## Records supplied
══════

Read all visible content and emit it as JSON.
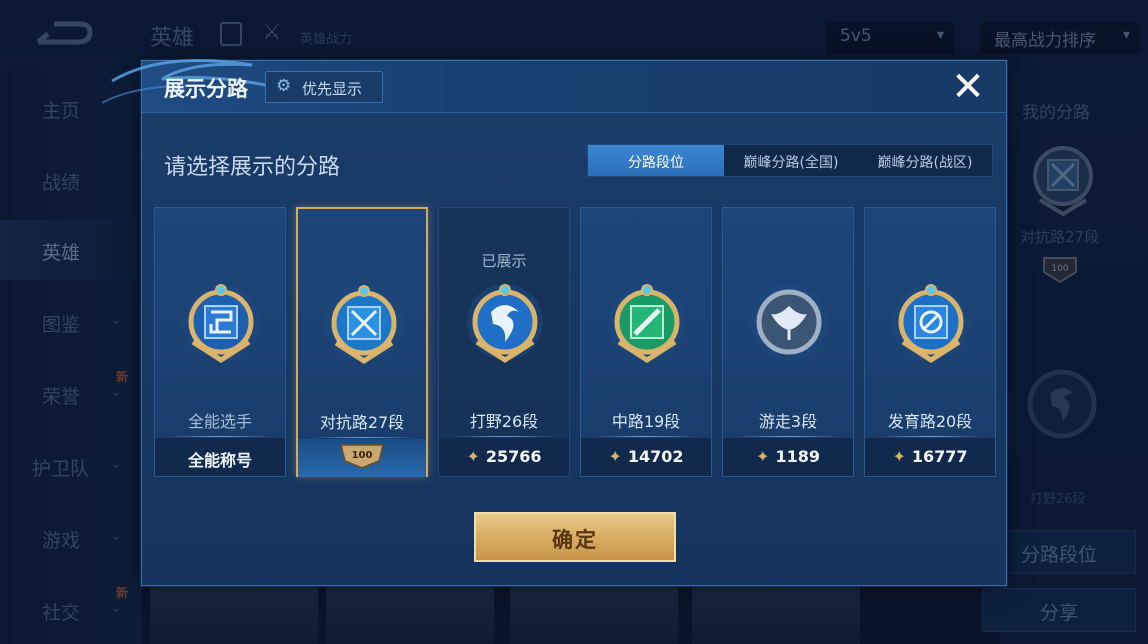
{
  "background": {
    "title": "英雄",
    "power_label": "英雄战力",
    "mode_select": "5v5",
    "sort_select": "最高战力排序",
    "sidebar": [
      {
        "label": "主页"
      },
      {
        "label": "战绩"
      },
      {
        "label": "英雄",
        "active": true
      },
      {
        "label": "图鉴",
        "chevron": true
      },
      {
        "label": "荣誉",
        "chevron": true,
        "new": "新"
      },
      {
        "label": "护卫队",
        "chevron": true
      },
      {
        "label": "游戏",
        "chevron": true
      },
      {
        "label": "社交",
        "chevron": true,
        "new": "新"
      }
    ],
    "right_panel": {
      "my_lane": "我的分路",
      "current_rank": "对抗路27段",
      "badge": "100",
      "secondary_rank": "打野26段",
      "lane_rank_button": "分路段位",
      "share_button": "分享"
    }
  },
  "modal": {
    "title": "展示分路",
    "priority_button": "优先显示",
    "close_icon": "close-icon",
    "subtitle": "请选择展示的分路",
    "tabs": [
      {
        "label": "分路段位",
        "active": true
      },
      {
        "label": "巅峰分路(全国)",
        "active": false
      },
      {
        "label": "巅峰分路(战区)",
        "active": false
      }
    ],
    "cards": [
      {
        "rank": "全能选手",
        "bottom": "全能称号",
        "displayed": "",
        "medal": "all-round-medal-icon",
        "color": "#2a6fd1"
      },
      {
        "rank": "对抗路27段",
        "bottom": "100",
        "displayed": "",
        "medal": "clash-lane-medal-icon",
        "color": "#1c8fd8",
        "selected": true
      },
      {
        "rank": "打野26段",
        "bottom": "25766",
        "displayed": "已展示",
        "medal": "jungle-medal-icon",
        "color": "#2a6fd1"
      },
      {
        "rank": "中路19段",
        "bottom": "14702",
        "displayed": "",
        "medal": "mid-lane-medal-icon",
        "color": "#1fa86a"
      },
      {
        "rank": "游走3段",
        "bottom": "1189",
        "displayed": "",
        "medal": "roam-medal-icon",
        "color": "#6a7f9b"
      },
      {
        "rank": "发育路20段",
        "bottom": "16777",
        "displayed": "",
        "medal": "farm-lane-medal-icon",
        "color": "#2a6fd1"
      }
    ],
    "confirm_button": "确定"
  }
}
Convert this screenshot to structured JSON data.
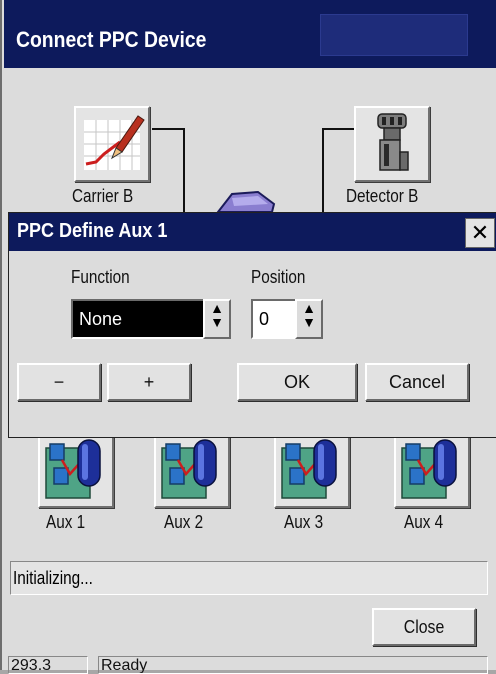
{
  "window": {
    "title": "Connect PPC Device"
  },
  "devices_top": [
    {
      "label": "Carrier B",
      "icon": "carrier-chart-icon"
    },
    {
      "label": "Detector B",
      "icon": "detector-icon"
    }
  ],
  "dialog": {
    "title": "PPC Define Aux 1",
    "close_glyph": "✕",
    "function_label": "Function",
    "function_value": "None",
    "position_label": "Position",
    "position_value": "0",
    "minus_label": "−",
    "plus_label": "+",
    "ok_label": "OK",
    "cancel_label": "Cancel"
  },
  "aux_devices": [
    {
      "label": "Aux 1"
    },
    {
      "label": "Aux 2"
    },
    {
      "label": "Aux 3"
    },
    {
      "label": "Aux 4"
    }
  ],
  "status_text": "Initializing...",
  "close_label": "Close",
  "statusbar": {
    "cell1": "293.3",
    "cell2": "Ready"
  }
}
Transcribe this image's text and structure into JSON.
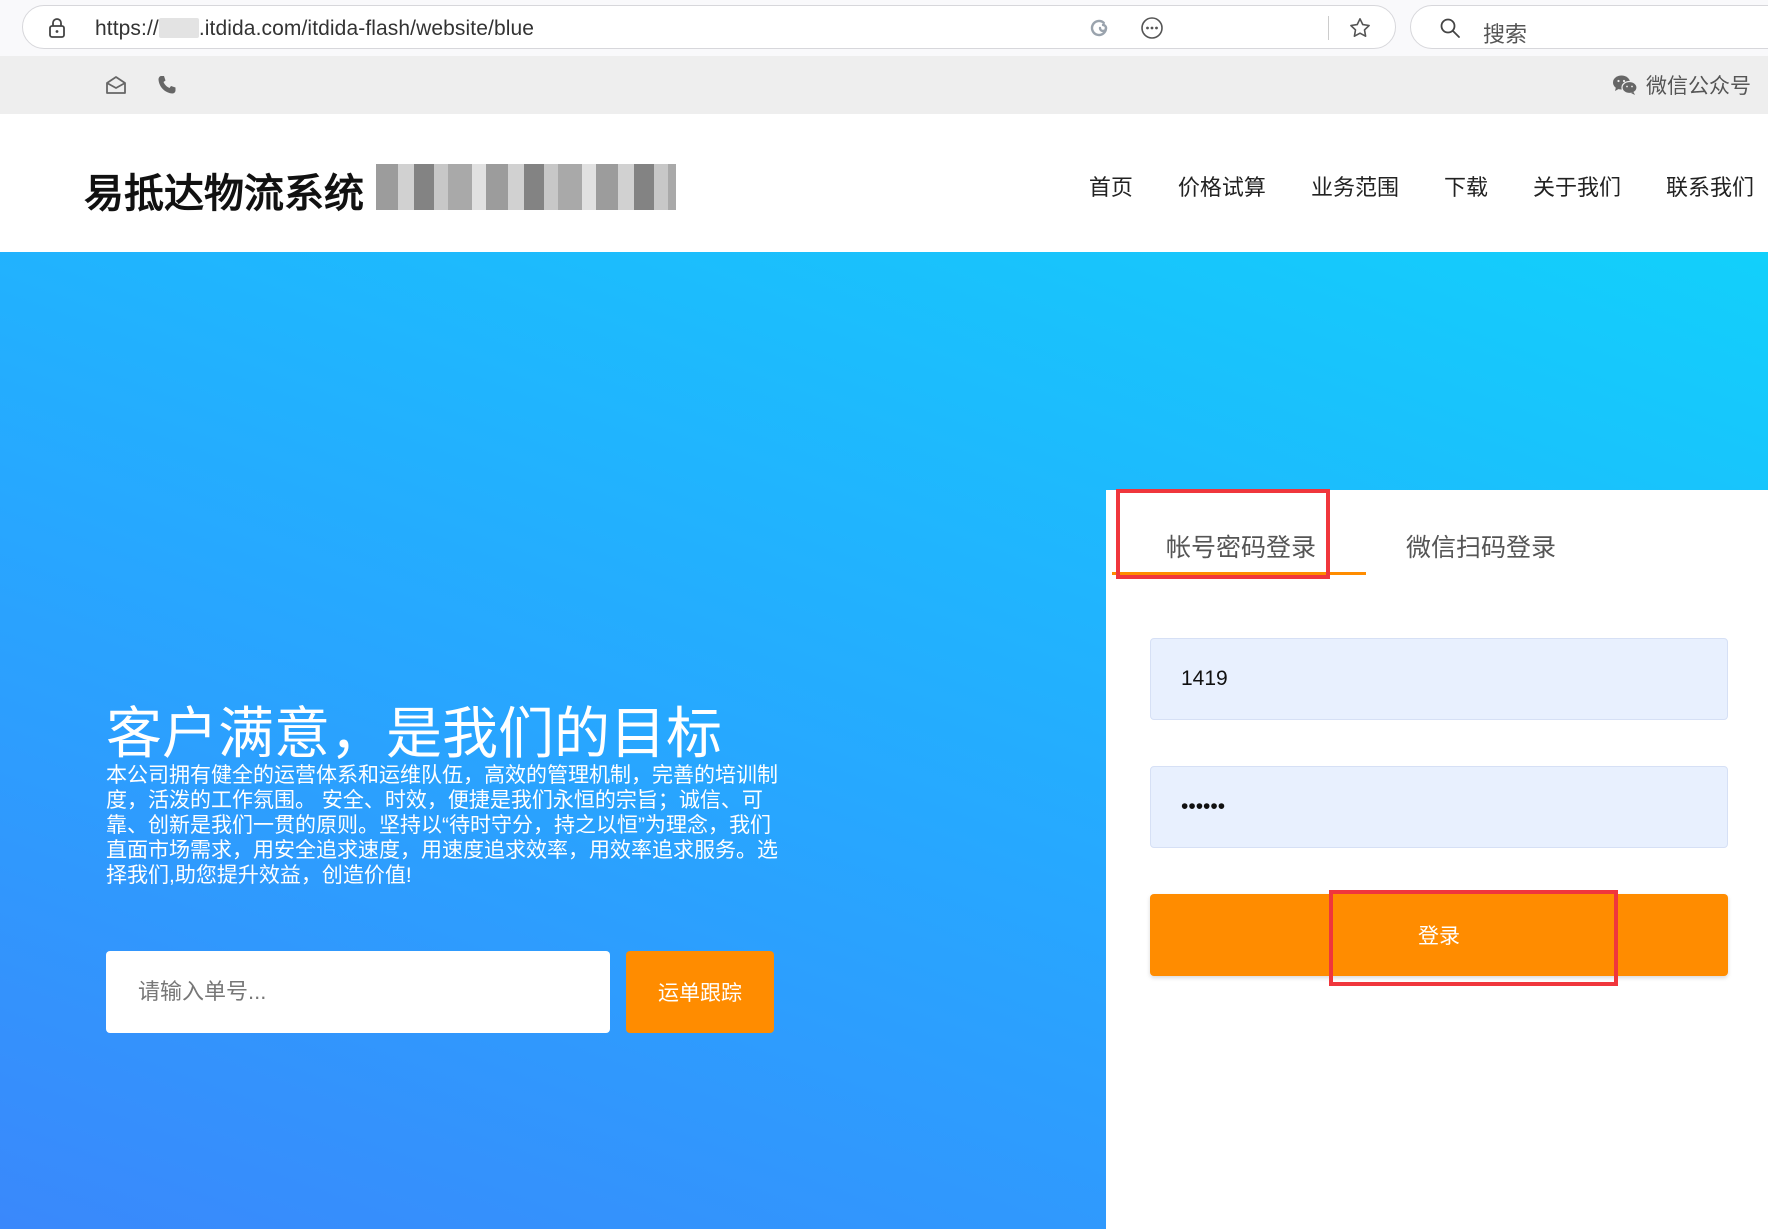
{
  "browser": {
    "url_prefix": "https://",
    "url_suffix": ".itdida.com/itdida-flash/website/blue",
    "search_placeholder": "搜索",
    "icons": [
      "lock-icon",
      "refresh-icon",
      "more-icon",
      "star-icon",
      "search-icon"
    ]
  },
  "topbar": {
    "wechat_label": "微信公众号",
    "icons": [
      "email-icon",
      "phone-icon",
      "wechat-icon"
    ]
  },
  "header": {
    "logo": "易抵达物流系统",
    "nav": [
      "首页",
      "价格试算",
      "业务范围",
      "下载",
      "关于我们",
      "联系我们"
    ]
  },
  "hero": {
    "title": "客户满意，是我们的目标",
    "description": "本公司拥有健全的运营体系和运维队伍，高效的管理机制，完善的培训制度，活泼的工作氛围。 安全、时效，便捷是我们永恒的宗旨；诚信、可靠、创新是我们一贯的原则。坚持以“待时守分，持之以恒”为理念，我们直面市场需求，用安全追求速度，用速度追求效率，用效率追求服务。选择我们,助您提升效益，创造价值!",
    "track_placeholder": "请输入单号...",
    "track_button": "运单跟踪"
  },
  "login": {
    "tabs": [
      "帐号密码登录",
      "微信扫码登录"
    ],
    "active_tab": 0,
    "username_value": "1419",
    "password_value": "••••••",
    "submit_label": "登录"
  },
  "colors": {
    "accent": "#ff8c00",
    "hero_start": "#3a88fb",
    "hero_end": "#12d0fb",
    "highlight": "#f0363c",
    "field_bg": "#e8f0fe"
  }
}
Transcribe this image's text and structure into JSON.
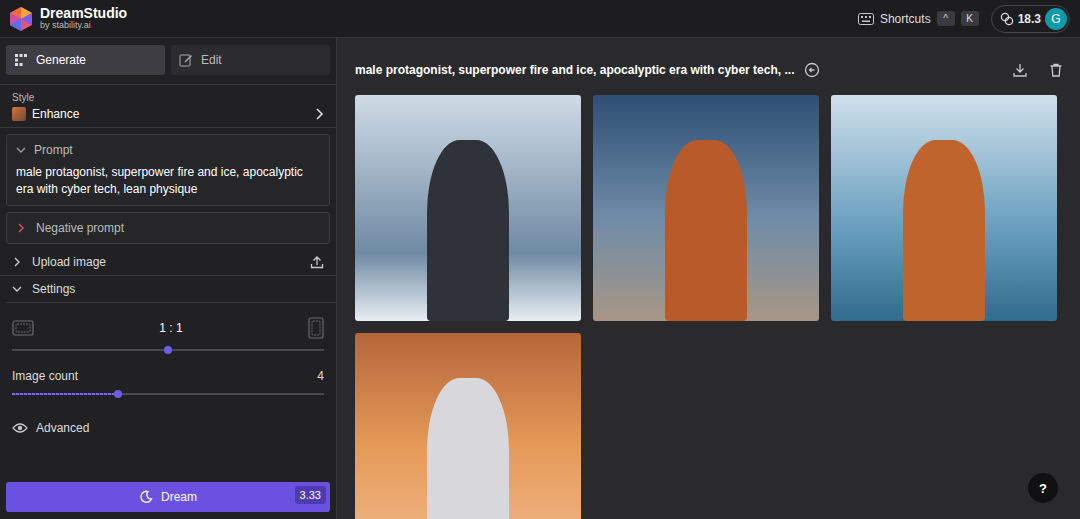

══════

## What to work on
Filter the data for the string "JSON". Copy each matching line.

## Reply
Read all visible content and emit it as JSON.
Convert this screenshot to structured JSON data.
Transcribe this image's text and structure into JSON.
Transcribe this image's text and structure into JSON.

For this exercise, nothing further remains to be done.